◆ Exercise goal ◆
Write out every line below that includes the word "glyph".
Content starts
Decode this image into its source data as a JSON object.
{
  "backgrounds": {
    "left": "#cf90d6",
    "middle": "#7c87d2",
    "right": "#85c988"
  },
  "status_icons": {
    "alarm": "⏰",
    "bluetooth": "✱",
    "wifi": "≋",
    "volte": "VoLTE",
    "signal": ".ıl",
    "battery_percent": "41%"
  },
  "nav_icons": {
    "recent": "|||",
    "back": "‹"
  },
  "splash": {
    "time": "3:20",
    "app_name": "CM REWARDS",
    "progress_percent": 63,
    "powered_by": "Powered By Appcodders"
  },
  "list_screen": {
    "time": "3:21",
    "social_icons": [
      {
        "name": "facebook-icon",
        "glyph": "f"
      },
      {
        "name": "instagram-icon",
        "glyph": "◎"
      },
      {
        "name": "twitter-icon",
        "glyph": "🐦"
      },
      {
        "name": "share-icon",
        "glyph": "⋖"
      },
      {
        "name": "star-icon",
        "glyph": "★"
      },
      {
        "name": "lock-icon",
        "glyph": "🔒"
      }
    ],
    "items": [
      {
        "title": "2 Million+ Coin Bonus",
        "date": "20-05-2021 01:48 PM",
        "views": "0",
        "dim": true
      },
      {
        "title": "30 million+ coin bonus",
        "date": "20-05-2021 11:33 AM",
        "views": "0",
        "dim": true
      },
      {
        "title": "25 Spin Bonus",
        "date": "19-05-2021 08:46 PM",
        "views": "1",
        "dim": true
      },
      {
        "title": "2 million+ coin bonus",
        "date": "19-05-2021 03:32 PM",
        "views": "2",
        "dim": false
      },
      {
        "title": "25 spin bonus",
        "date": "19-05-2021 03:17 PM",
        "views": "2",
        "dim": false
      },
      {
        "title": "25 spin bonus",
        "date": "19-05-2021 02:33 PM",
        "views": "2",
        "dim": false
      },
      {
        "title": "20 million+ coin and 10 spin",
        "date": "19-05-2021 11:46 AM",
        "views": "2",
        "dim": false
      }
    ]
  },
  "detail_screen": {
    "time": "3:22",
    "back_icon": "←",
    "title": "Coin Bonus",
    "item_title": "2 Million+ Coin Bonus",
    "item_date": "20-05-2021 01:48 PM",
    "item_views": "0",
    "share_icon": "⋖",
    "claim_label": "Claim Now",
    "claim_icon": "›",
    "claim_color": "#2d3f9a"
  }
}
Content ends
◆ Response to this exercise ◆
        "glyph": "f"
        "glyph": "◎"
        "glyph": "🐦"
        "glyph": "⋖"
        "glyph": "★"
        "glyph": "🔒"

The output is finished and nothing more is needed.